Ashley also gives a lot of credit to her health care team. “People can explain to you what is going to happen, but you have no idea. Luckily, I had Dr. Laffay, Dr. Surfield and Dr. Gudena that were able to explain pretty much everything to me. This is what to expect. Look out for this and that.”
“After Dr. Gudena left I changed to Dr. Reese. I’ve been with her through most of the bad stuff,” said Ashley. “Dr. Reese has been phenomenal. Always making sure she’s up to date on treatments and everything.”
One key factor that keeps her going is her amazing support system.
“They are checking on me all the time. Do I need anything? How do I feel?” Ashley feels battle breast cancer without a good support system makes everything just a little bit harder. “It’s not fun being in chemo; it’s not fun going through radiation. It’s not fun for your family, your friends. They sit alongside you – they go through it. But ultimately it’s you that’s going through it.”
Some advice Ashley has for recently diagnosed breast cancer patients is to just keep fighting.

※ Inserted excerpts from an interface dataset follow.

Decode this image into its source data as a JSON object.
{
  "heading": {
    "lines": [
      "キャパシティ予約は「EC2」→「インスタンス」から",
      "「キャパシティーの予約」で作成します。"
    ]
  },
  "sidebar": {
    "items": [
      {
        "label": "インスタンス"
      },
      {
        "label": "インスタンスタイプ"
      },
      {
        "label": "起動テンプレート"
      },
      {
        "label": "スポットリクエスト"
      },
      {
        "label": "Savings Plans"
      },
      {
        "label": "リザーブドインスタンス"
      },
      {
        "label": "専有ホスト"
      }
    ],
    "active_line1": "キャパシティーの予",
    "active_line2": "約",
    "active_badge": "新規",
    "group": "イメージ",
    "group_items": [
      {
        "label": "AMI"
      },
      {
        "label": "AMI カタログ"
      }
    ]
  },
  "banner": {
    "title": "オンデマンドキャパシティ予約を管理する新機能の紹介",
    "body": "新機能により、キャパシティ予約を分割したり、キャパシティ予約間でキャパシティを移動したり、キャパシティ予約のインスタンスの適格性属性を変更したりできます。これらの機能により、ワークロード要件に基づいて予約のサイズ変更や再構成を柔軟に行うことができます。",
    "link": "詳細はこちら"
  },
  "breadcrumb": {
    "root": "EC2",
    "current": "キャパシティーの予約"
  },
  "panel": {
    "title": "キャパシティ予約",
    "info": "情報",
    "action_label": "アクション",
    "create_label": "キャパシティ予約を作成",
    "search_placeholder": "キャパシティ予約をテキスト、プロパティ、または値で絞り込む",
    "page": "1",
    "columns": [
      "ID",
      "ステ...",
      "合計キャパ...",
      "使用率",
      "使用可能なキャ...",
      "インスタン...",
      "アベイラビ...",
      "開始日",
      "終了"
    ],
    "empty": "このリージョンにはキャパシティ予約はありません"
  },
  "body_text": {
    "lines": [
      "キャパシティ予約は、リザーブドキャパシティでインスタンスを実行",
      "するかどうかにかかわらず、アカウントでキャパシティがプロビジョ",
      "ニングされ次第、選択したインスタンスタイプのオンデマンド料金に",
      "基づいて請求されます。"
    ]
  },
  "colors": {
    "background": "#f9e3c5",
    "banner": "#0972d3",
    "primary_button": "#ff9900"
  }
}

“It might your darkest time in your life but you have to have the will and the strength to fight. If you’re not fighting for yourself, think about fighting for your family, friends, neighbors, coworkers. It doesn’t matter as long as you fight.”
“[Cancer] doesn’t know an age limit. It can happen and it will happen,” said Ashley. “Make sure that you’re vigilant about checking yourself.”